On July 7, when leaders of the Group of Eight industrialized nations gathered at Toyako Lake, Hokkaido, for their annual summit, I happened to be in Istanbul for the opening session of the multinational Global Conference on Global Warming.
Although a message from the Turkish president was read in proxy, speeches were delivered in person by the prime minister, the minister of energy and resources and the mayor of Istanbul. They expressed their views enthusiastically well beyond the time originally allocated to them.
Istanbul was selected as the venue for this international conference after Turkey officially decided to join other advanced nations obliged to reduce or control greenhouse gas emissions one way or another under terms of Attachment I of the Kyoto Protocol. Adhering to those conditions is one of the prerequisites for Turkey to become a member of the European Union.
Upon my return home, I was able to catch up on how environmental issues were discussed at the summit: * It was gratifying that leaders of the industrialized world agreed on a long-term target for reducing greenhouse gas emissions by 2050. This target was contained in the “Abe initiative” (named after former Prime Minister Shinzo Abe). As for the medium-term target, summit participants agreed only to work aggressively, showing how difficult it was to work out a compromise between the EU position of reducing emissions 20 percent from 1990 levels by 2020 and the American insistence on not starting emissions reduction until 2025.
There is little possibility that Japanese industrial circles will accept whatever medium-term target the government commits to. Therefore, the “Fukuda vision,” announced by Prime Minister Yasuo Fukuda on June 4, was fuzzy about the medium-term target.
Environment Minister Tetsuo Saito says Japan should at least propose a medium-term goal of 25 percent reduction, pointing out that the Intergovernmental Panel on Climate Change calls on advanced nations to curtail greenhouse gas emissions 25 percent to 40 percent. * As for the expanded use of renewable energy sources, I am of the view that solar generation of electricity should be encouraged through the “fixed price” scheme practiced by Germany, whereby solar-generated surplus power is purchased by utilities at three times the electricity rate.
According to what I have read in newspapers, a majority of people seem to favor resumption of government subsidies. The problem with providing subsidies is that it entails huge administrative costs of opening and staffing offices nationwide. In stark contrast, the “fixed price” formula would require only some modification of computer software for billing. * Even though the G8 leaders agreed in their statement on the need for “carbon pricing” through environment taxes and emissions trading, industrial circles in Japan still strongly oppose such measures, making it extremely difficult to induce economic incentives to reduce carbon emissions. It is highly likely that the United States, under the new president to be sworn in next January, will introduce emissions trading. Should the American and European markets link up through such a trading formula, Japan could be isolated.

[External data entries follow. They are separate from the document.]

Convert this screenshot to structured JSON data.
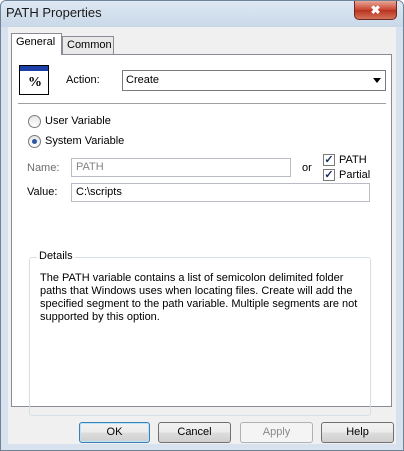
{
  "window": {
    "title": "PATH Properties",
    "close_label": "✖"
  },
  "tabs": [
    {
      "label": "General",
      "active": true
    },
    {
      "label": "Common",
      "active": false
    }
  ],
  "action": {
    "icon_glyph": "%",
    "label": "Action:",
    "value": "Create",
    "options": [
      "Create"
    ]
  },
  "variable_type": {
    "options": [
      {
        "label": "User Variable",
        "checked": false
      },
      {
        "label": "System Variable",
        "checked": true
      }
    ]
  },
  "name": {
    "label": "Name:",
    "value": "PATH",
    "or_label": "or",
    "enabled": false
  },
  "checkboxes": [
    {
      "label": "PATH",
      "checked": true
    },
    {
      "label": "Partial",
      "checked": true
    }
  ],
  "value": {
    "label": "Value:",
    "value": "C:\\scripts"
  },
  "details": {
    "title": "Details",
    "text": "The PATH variable contains a list of semicolon delimited folder paths that Windows uses when locating files. Create will add the specified segment to the path variable. Multiple segments are not supported by this option."
  },
  "buttons": {
    "ok": "OK",
    "cancel": "Cancel",
    "apply": "Apply",
    "help": "Help"
  }
}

I do not understand why some economists so staunchly oppose emissions trading and bitterly criticize the Emissions Trading Scheme (ETS) adopted by the EU. Those who designed the EU-ETS are fully aware of its shortcomings; its significance lies in the actual adoption of the scheme. Shortcomings can be addressed through trial and error. It’s always difficult to introduce the ideal form of a new system. As the second best alternative, I would recommend starting with the allocation of emission volumes. * G8 leaders were extremely cautious about calling on China and India to join the global campaign to reduce carbon emissions, apparently for fear of antagonizing them. It is worthy of note that the summiteers agreed on a funding mechanism contained in the “Abe initiative.” Under the mechanism, international cooperation for developing innovative technologies will be pushed and financing for technological transfers from advanced countries to developing nations will be provided. * G8 leaders agreed that the Japanese approach of establishing reduction targets sector by sector would be effective. They did not go far enough, though, in recognizing Tokyo’s proposal as a method for establishing reduction targets for different countries.

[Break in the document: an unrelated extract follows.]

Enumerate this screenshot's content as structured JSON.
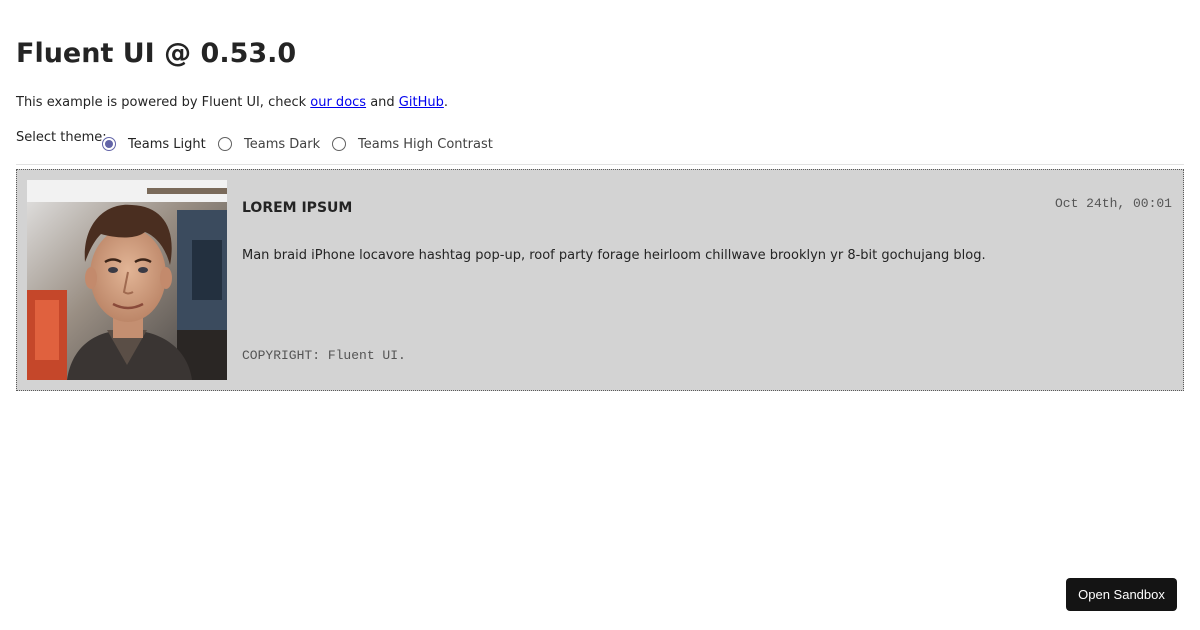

Japan should rightly be given credit for serving as a bridge to fill the gap between the EU and the U.S., given the fact that the Kyoto Protocol was bulldozed through by the European and American delegations without full consultation with Japan.
In 1972, the Club of Rome warned that the economic growth would be limited by the finite supply of resources. Ironically, the perceived insufficiency of resources and foods is forcing the human race to take action against global warming. Rising prices for fossil fuels is the most effective way to cut CO2 emissions.

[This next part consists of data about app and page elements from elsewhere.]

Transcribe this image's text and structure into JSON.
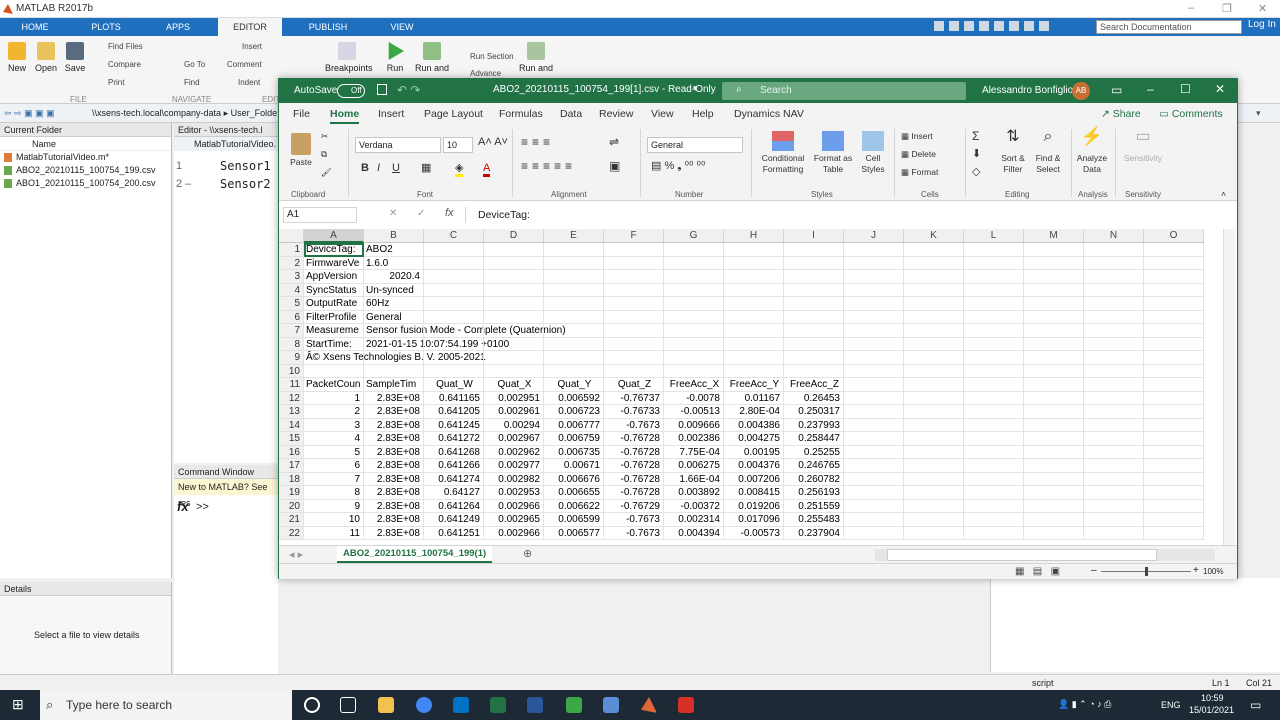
{
  "matlab": {
    "title": "MATLAB R2017b",
    "tabs": [
      "HOME",
      "PLOTS",
      "APPS",
      "EDITOR",
      "PUBLISH",
      "VIEW"
    ],
    "search_placeholder": "Search Documentation",
    "login": "Log In",
    "ribbon": {
      "new": "New",
      "open": "Open",
      "save": "Save",
      "find_files": "Find Files",
      "compare": "Compare",
      "print": "Print",
      "insert": "Insert",
      "comment": "Comment",
      "indent": "Indent",
      "goto": "Go To",
      "find": "Find",
      "breakpoints": "Breakpoints",
      "run": "Run",
      "run_advance": "Run and",
      "run_section": "Run Section",
      "advance": "Advance",
      "run_time": "Run and",
      "file_label": "FILE",
      "navigate_label": "NAVIGATE",
      "edit_label": "EDIT"
    },
    "address": "\\\\xsens-tech.local\\company-data  ▸  User_Folde",
    "current_folder": "Current Folder",
    "name_col": "Name",
    "files": [
      "MatlabTutorialVideo.m*",
      "ABO2_20210115_100754_199.csv",
      "ABO1_20210115_100754_200.csv"
    ],
    "details": "Details",
    "details_hint": "Select a file to view details",
    "editor_title": "Editor - \\\\xsens-tech.l",
    "editor_tab": "MatlabTutorialVideo.",
    "editor_lines": [
      {
        "n": "1",
        "t": "Sensor1"
      },
      {
        "n": "2 –",
        "t": "Sensor2"
      }
    ],
    "command_window": "Command Window",
    "cmd_banner": "New to MATLAB? See res",
    "prompt": ">>",
    "status_mode": "script",
    "status_ln": "Ln 1",
    "status_col": "Col 21"
  },
  "excel": {
    "autosave": "AutoSave",
    "autosave_state": "Off",
    "filename": "ABO2_20210115_100754_199[1].csv  -  Read-Only",
    "search": "Search",
    "user": "Alessandro Bonfiglio",
    "user_initials": "AB",
    "tabs": [
      "File",
      "Home",
      "Insert",
      "Page Layout",
      "Formulas",
      "Data",
      "Review",
      "View",
      "Help",
      "Dynamics NAV"
    ],
    "share": "Share",
    "comments": "Comments",
    "ribbon": {
      "paste": "Paste",
      "font": "Verdana",
      "size": "10",
      "number_format": "General",
      "cond_fmt": "Conditional Formatting",
      "fmt_table": "Format as Table",
      "cell_styles": "Cell Styles",
      "insert": "Insert",
      "delete": "Delete",
      "format": "Format",
      "sort": "Sort & Filter",
      "find": "Find & Select",
      "analyze": "Analyze Data",
      "sensitivity": "Sensitivity"
    },
    "groups": [
      "Clipboard",
      "Font",
      "Alignment",
      "Number",
      "Styles",
      "Cells",
      "Editing",
      "Analysis",
      "Sensitivity"
    ],
    "namebox": "A1",
    "formula": "DeviceTag:",
    "columns": [
      "A",
      "B",
      "C",
      "D",
      "E",
      "F",
      "G",
      "H",
      "I",
      "J",
      "K",
      "L",
      "M",
      "N",
      "O"
    ],
    "rows": [
      [
        "DeviceTag:",
        "ABO2"
      ],
      [
        "FirmwareVe",
        "1.6.0"
      ],
      [
        "AppVersion",
        "2020.4"
      ],
      [
        "SyncStatus",
        "Un-synced"
      ],
      [
        "OutputRate",
        "60Hz"
      ],
      [
        "FilterProfile",
        "General"
      ],
      [
        "Measureme",
        "Sensor fusion Mode - Complete (Quaternion)"
      ],
      [
        "StartTime:",
        "2021-01-15 10:07:54.199 +0100"
      ],
      [
        "Â© Xsens Technologies B. V. 2005-2021"
      ],
      [],
      [
        "PacketCoun",
        "SampleTim",
        "Quat_W",
        "Quat_X",
        "Quat_Y",
        "Quat_Z",
        "FreeAcc_X",
        "FreeAcc_Y",
        "FreeAcc_Z"
      ],
      [
        "1",
        "2.83E+08",
        "0.641165",
        "0.002951",
        "0.006592",
        "-0.76737",
        "-0.0078",
        "0.01167",
        "0.26453"
      ],
      [
        "2",
        "2.83E+08",
        "0.641205",
        "0.002961",
        "0.006723",
        "-0.76733",
        "-0.00513",
        "2.80E-04",
        "0.250317"
      ],
      [
        "3",
        "2.83E+08",
        "0.641245",
        "0.00294",
        "0.006777",
        "-0.7673",
        "0.009666",
        "0.004386",
        "0.237993"
      ],
      [
        "4",
        "2.83E+08",
        "0.641272",
        "0.002967",
        "0.006759",
        "-0.76728",
        "0.002386",
        "0.004275",
        "0.258447"
      ],
      [
        "5",
        "2.83E+08",
        "0.641268",
        "0.002962",
        "0.006735",
        "-0.76728",
        "7.75E-04",
        "0.00195",
        "0.25255"
      ],
      [
        "6",
        "2.83E+08",
        "0.641266",
        "0.002977",
        "0.00671",
        "-0.76728",
        "0.006275",
        "0.004376",
        "0.246765"
      ],
      [
        "7",
        "2.83E+08",
        "0.641274",
        "0.002982",
        "0.006676",
        "-0.76728",
        "1.66E-04",
        "0.007206",
        "0.260782"
      ],
      [
        "8",
        "2.83E+08",
        "0.64127",
        "0.002953",
        "0.006655",
        "-0.76728",
        "0.003892",
        "0.008415",
        "0.256193"
      ],
      [
        "9",
        "2.83E+08",
        "0.641264",
        "0.002966",
        "0.006622",
        "-0.76729",
        "-0.00372",
        "0.019206",
        "0.251559"
      ],
      [
        "10",
        "2.83E+08",
        "0.641249",
        "0.002965",
        "0.006599",
        "-0.7673",
        "0.002314",
        "0.017096",
        "0.255483"
      ],
      [
        "11",
        "2.83E+08",
        "0.641251",
        "0.002966",
        "0.006577",
        "-0.7673",
        "0.004394",
        "-0.00573",
        "0.237904"
      ]
    ],
    "sheet_tab": "ABO2_20210115_100754_199(1)",
    "zoom": "100%"
  },
  "taskbar": {
    "search": "Type here to search",
    "lang": "ENG",
    "time": "10:59",
    "date": "15/01/2021"
  }
}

There are said to be three ways to combat global warming: (1) Voluntary action from corporations and households, (2) measures that impose prohibitions and obligations, and (3) economic measures that include environment taxes and emissions trading.
Many people used to claim that economic measures would not be effective. Due to the recent rise in the price of gasoline, however, traffic congestion has almost disappeared from the streets of Kyoto where I live. Traffic on expressways in the Tokyo area is also said to have fallen 10 to 20 percent. So, I would call on those who do not believe in economic measures to reconsider the human sensitivity to price fluctuations.
Takamitsu Sawa is a professor at Ritsumeikan University’s Graduate School of Policy Science and a specially appointed professor at Kyoto University’s Institute of Economic Research.